At the beginning of Lockdown I came across this rubbish dumped in a nature reserve where otters bred. There was human faeces everywhere.
“Why do people throw litter?” I’m asked.
It’s no excuse, but think it gives them a sense of release, which is why we are being inundated right now. I have studied the issue in my depth here.
Quite a lot of rubbish blows off building sites. Here I am in my V.E. Day dress, removing builder’s plastic from a New Forest pond along with a war-time can that looked at least 75 years old.
“What are the most distressing things you find?”
Fly-tipping upsets me. I took my family to help clear half a ton of plastic car parts dipped in a beautiful bluebell wood a mile from our house, last night. It’s been languishing there so long that a member of a UK Litter-picking group has asked me to send him what have become ‘collector’s items’ but there are too many! I dated the haul by a 2004 crisp-packet lodged with the hubcaps.
This was a load of brand new camping gear dumped in the New Forest National Park as if it was biodegradable.
It’s always distressing finding objects that have obviously been stolen, such as handbags, empty jewellry cases, laptops and iPhones. I’ve found eight different lots chucked in the river within half a mile of my home.
Finding nitrous oxide canisters worries me. What is something goes wrong? People are obviously taking it in areas inaccessible to an ambulance.
This bucket weighed in at 4kg. It can often weigh 6kg.
This is one of the most lethal objects found on a beach frequented by children, dogs and New Forest ponies. No one from the Council is going to find this.
Some items seem to have travelled a long way.
“What’s the weirdest thing you’ve found?”

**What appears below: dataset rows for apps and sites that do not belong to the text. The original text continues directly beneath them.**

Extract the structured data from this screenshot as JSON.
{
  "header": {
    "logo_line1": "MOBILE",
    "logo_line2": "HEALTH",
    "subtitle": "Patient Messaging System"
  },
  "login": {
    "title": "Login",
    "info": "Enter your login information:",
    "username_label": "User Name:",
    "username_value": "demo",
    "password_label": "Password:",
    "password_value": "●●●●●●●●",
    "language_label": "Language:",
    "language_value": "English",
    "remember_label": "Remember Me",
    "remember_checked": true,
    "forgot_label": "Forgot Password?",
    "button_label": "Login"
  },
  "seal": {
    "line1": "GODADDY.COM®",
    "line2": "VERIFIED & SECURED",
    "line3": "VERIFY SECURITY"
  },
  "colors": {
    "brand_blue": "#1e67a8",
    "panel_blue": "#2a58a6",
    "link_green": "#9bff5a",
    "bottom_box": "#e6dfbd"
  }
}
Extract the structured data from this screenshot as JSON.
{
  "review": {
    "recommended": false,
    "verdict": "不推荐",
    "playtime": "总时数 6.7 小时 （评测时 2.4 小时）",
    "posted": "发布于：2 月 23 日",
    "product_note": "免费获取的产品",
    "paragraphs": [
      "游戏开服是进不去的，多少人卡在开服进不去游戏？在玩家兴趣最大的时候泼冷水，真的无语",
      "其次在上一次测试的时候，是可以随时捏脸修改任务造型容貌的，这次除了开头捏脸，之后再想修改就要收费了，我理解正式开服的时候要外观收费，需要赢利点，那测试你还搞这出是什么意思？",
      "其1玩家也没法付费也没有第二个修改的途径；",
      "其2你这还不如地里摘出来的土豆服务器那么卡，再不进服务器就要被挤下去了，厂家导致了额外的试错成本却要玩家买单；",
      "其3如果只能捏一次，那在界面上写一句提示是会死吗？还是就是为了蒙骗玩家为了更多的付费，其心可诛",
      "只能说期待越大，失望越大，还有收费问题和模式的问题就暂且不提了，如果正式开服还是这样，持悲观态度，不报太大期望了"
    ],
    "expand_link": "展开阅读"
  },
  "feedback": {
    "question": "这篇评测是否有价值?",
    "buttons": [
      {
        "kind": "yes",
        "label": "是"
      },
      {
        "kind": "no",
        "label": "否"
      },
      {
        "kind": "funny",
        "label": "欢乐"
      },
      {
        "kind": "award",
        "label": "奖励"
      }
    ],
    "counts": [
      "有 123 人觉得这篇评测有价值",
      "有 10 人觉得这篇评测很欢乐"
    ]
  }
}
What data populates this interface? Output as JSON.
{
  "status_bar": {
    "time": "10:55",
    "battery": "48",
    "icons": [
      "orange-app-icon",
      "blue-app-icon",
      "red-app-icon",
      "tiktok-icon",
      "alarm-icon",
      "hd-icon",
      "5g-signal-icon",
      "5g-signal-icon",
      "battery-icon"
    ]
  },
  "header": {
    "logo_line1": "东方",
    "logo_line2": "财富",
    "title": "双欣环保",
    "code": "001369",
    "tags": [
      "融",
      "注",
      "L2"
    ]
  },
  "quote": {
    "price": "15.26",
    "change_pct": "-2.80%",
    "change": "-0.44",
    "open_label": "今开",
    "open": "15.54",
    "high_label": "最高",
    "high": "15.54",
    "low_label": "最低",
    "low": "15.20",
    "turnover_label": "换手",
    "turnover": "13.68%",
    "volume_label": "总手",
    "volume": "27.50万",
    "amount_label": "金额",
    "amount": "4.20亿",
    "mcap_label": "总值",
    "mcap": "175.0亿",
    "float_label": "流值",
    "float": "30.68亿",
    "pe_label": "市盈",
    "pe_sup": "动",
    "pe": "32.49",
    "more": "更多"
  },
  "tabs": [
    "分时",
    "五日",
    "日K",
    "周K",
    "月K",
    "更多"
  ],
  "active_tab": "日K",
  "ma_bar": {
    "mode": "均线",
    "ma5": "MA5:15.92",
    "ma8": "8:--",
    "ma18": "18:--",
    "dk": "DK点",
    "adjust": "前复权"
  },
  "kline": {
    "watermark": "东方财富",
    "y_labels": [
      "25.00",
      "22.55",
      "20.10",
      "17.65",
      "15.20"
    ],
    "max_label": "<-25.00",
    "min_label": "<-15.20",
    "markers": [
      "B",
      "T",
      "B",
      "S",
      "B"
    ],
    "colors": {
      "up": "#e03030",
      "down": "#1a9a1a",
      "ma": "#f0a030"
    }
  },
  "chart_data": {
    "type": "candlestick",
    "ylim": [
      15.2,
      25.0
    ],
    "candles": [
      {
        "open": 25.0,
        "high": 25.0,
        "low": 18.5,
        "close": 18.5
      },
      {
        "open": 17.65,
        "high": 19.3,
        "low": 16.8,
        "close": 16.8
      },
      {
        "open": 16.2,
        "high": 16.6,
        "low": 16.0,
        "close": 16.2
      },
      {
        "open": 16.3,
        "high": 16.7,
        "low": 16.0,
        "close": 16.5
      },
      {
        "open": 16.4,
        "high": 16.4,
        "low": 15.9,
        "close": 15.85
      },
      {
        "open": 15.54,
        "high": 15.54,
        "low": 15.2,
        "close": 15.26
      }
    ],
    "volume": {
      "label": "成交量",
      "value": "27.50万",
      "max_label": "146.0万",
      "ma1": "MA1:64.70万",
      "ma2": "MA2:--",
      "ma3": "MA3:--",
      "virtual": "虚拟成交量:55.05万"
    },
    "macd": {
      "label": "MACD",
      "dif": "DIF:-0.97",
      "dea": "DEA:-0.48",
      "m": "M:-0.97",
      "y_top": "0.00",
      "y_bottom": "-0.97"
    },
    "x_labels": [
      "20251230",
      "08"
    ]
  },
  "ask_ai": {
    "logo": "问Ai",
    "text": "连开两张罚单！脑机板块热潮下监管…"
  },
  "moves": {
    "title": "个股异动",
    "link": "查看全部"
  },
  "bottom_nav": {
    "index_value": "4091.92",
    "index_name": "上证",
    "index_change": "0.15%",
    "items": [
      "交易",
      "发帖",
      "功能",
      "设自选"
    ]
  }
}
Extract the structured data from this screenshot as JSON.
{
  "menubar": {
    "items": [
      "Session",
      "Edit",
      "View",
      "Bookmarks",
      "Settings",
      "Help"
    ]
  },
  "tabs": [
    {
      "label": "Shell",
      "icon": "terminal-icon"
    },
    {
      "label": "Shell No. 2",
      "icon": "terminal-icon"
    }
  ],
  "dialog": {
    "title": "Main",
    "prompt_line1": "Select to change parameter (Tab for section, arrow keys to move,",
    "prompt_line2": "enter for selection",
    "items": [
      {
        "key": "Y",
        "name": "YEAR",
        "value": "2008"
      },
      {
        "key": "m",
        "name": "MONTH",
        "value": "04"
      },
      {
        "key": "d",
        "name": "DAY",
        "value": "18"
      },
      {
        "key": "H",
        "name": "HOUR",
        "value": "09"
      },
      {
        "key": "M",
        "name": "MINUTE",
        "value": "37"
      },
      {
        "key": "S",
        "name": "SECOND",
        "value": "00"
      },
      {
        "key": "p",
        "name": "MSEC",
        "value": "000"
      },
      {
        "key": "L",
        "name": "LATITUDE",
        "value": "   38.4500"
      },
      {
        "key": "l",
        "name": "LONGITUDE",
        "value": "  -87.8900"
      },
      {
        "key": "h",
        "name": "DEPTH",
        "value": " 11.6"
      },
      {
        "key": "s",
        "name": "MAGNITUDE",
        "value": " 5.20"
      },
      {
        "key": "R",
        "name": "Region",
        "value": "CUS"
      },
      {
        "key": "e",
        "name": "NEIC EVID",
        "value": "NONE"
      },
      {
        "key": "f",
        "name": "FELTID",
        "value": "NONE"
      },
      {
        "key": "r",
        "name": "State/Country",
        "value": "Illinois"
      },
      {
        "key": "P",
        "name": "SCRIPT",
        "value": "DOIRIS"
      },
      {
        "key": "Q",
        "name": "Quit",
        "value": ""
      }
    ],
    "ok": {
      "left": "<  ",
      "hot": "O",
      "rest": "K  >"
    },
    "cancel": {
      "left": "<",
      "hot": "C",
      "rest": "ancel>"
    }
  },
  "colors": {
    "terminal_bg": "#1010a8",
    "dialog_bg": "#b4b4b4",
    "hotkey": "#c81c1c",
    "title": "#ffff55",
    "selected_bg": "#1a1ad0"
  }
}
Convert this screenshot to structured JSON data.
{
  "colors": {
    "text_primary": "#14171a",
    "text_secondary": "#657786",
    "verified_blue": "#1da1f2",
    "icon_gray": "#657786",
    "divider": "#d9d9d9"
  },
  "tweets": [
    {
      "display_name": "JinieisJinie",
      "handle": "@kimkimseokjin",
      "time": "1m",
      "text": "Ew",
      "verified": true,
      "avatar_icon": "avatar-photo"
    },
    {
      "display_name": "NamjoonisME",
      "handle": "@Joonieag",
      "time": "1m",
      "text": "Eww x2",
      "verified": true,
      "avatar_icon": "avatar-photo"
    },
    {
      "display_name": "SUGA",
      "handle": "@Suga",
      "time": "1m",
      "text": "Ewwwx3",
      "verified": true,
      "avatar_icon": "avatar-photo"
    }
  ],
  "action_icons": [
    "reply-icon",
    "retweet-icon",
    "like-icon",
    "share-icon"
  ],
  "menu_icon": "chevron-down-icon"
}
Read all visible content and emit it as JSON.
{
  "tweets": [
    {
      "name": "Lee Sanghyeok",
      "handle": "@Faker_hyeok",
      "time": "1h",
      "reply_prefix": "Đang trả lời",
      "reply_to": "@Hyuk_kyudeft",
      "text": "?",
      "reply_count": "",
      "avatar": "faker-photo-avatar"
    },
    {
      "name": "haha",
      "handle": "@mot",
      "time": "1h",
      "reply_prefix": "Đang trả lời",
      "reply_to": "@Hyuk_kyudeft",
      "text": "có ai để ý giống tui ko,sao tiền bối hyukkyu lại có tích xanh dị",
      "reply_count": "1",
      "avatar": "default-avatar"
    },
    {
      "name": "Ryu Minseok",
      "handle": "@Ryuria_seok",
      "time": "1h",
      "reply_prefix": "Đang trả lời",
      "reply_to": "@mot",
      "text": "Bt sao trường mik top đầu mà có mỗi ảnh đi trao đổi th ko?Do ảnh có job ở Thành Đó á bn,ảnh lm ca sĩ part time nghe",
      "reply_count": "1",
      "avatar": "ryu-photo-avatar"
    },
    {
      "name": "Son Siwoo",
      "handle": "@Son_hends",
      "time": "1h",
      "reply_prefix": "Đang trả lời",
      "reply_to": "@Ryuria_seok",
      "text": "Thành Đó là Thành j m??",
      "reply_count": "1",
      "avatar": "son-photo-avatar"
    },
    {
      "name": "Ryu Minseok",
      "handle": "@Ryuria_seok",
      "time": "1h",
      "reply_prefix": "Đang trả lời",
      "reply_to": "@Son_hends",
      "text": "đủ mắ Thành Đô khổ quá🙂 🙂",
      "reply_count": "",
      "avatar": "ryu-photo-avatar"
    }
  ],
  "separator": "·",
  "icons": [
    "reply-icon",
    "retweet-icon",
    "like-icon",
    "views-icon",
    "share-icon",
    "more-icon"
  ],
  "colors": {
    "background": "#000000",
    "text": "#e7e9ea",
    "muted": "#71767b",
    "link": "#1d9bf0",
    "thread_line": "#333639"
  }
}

I find long, fluorescent light bulbs washed up in the same place – intact. Here is one I found at the beginning of Lockdown. I’m assured they contain mercury and would be horrific if smashed.
“Do you do art with the rubbish?”
Not using the hub-caps, but during Lockdown I’ve begun to make abstract pictures with sea plastic. You can see the earring and beer bottle caps I found above.
This seascape is proving popular on Facebook:
Those of us collecting sea-plastic along the south coast have found a number of toy soldiers. I incorporated one into this collage:
Being a writer, I usually litter-pick alone so that I can take advantage of good weather and tides while being able to loosen-up after a day typing, but friends sometime join me. It’s fun and gives us plenty to chat about as we view society from the bottom up.
To see more photos and read more about #SolentBeachClean, please click here
For a list of the kind of things I find washed up on Solent shores, please click here